_Action item:_ This exercise asks for a copy of each line in the records below with the word "城镇人口" in it.

Start of Study material

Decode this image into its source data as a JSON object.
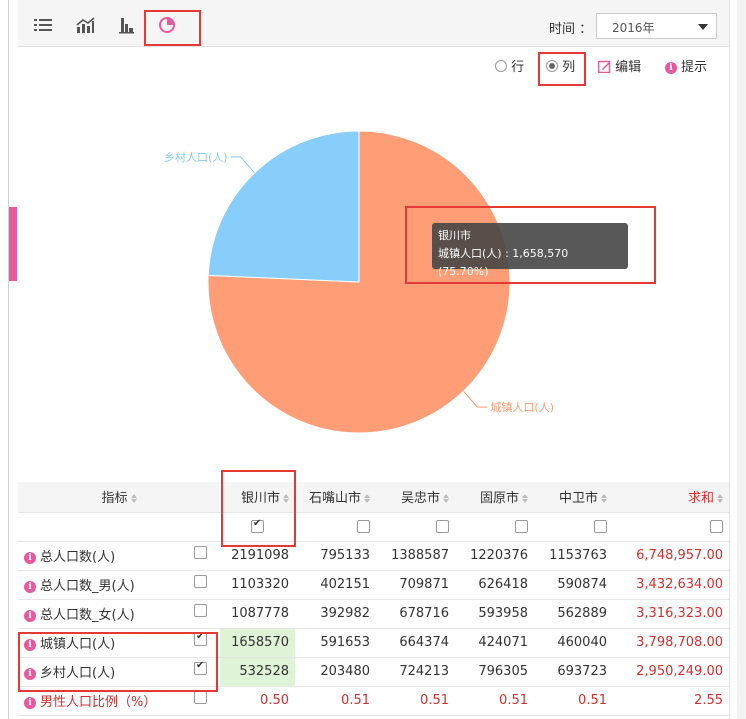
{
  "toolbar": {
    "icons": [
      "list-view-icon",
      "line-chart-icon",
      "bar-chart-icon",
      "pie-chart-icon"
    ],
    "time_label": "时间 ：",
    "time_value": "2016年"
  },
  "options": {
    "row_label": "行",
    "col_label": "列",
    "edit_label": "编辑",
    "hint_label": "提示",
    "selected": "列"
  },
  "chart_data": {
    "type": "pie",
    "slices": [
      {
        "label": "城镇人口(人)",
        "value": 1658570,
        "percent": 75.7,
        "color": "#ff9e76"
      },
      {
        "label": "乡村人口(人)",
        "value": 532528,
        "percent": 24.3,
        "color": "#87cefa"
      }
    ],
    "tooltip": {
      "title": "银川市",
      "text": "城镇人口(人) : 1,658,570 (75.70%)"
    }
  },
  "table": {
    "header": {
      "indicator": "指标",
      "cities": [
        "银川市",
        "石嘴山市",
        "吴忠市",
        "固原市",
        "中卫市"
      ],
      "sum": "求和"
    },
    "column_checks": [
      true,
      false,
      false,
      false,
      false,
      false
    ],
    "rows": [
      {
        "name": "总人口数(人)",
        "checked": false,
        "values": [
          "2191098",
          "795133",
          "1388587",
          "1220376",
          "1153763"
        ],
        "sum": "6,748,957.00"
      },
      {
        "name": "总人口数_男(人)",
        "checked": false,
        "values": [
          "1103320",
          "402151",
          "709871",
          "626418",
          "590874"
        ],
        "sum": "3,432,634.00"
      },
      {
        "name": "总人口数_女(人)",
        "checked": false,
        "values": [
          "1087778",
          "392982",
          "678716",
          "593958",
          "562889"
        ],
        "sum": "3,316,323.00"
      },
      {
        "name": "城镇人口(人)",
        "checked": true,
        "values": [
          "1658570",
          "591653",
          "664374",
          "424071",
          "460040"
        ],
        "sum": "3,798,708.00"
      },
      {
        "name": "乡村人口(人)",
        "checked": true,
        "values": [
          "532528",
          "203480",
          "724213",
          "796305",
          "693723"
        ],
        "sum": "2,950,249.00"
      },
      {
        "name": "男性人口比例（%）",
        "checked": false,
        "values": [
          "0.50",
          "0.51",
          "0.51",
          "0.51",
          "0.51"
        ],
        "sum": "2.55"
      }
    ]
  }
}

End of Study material

_Exercise result:_
        "label": "城镇人口(人)",
      "text": "城镇人口(人) : 1,658,570 (75.70%)"
        "name": "城镇人口(人)",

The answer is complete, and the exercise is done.